It has been reported that stimulating the vagus nerve in the brain increases neurogenesis and neural plasticity.However, the underlying mechanism of this action remains a mystery.Ronchi et al. looked into whether cells in the hippocampus’s dentate gyrus respond to vagus nerve damage.Adult neurogenesis in the dentate gyrus of the hippocampus was altered by both the vagotomy and capsaicin-induced damage to unmyelinated vagal afferents, according to their findings.In addition, they demonstrated that in adult rats, damage to the subdiaphragmatic vagus is followed by activation of microglia and lasting changes in the neural environment in the dentate gyrus.

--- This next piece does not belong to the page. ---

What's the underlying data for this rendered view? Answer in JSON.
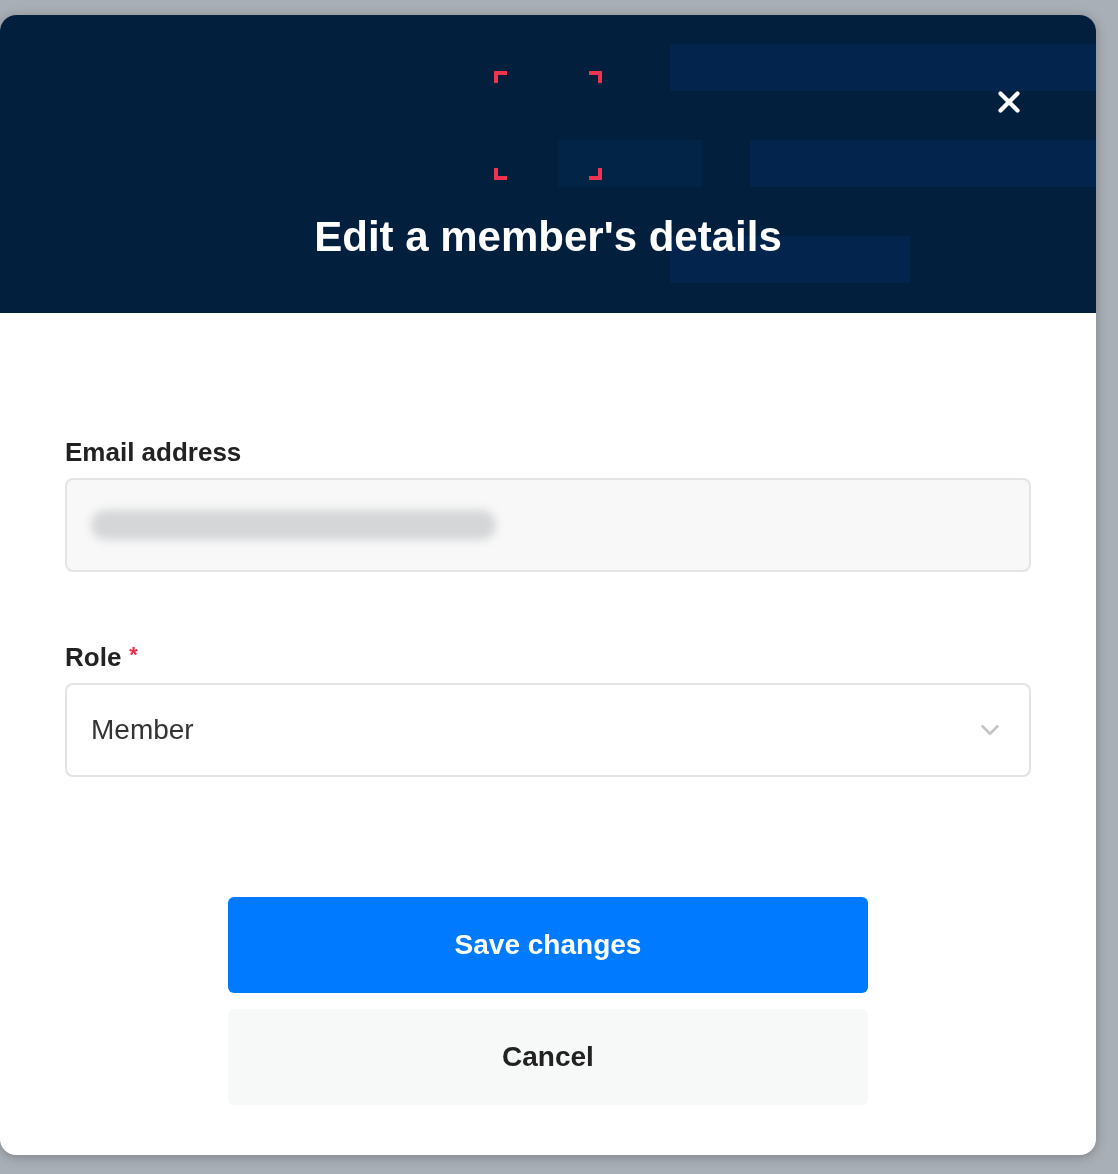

The investigation of transcriptional changes resulting from experimental manipulations of the nervous system is frequently carried out using quantitative RT-PCR (qPCR). Due to the dynamic nature of endogenous transcription, the lack of a suitable reference gene makes it difficult to interpret qPCR results, despite its widespread use. Johnston et al. looked into using luciferase, an exogenous spike-in mRNA, as an internal reference gene for the 2-Ct normalization method to address this deficiency. The dynamic expression of the endogenous reference was demonstrated by the exogenous luciferase mRNA reference. They demonstrated that misinterpreting other genes of interest would result from the variability of the endogenous reference. An alternative for the analysis of qPCR data in the injury model that is both consistent and simple to implement is the utilization of the exogenous spike-in reference.

This issue’s research demonstrates that peripheral nerve damage is not limited to the PNS’s plasticity. In both the PNS and the CNS, the need to create new neurons and make new connections dramatically rises after injury. The chain of events induced by the peripheral nerves causes the CNS circuits to be reorganized. The injured nervous system’s developmental mechanisms are replicated by this demand for new connections. As a result, we shouldn’t ignore the fact that even a small change in the PNS can have a big impact on the CNS in the future, causing the neural butterfly effect and an unexpected brain storm.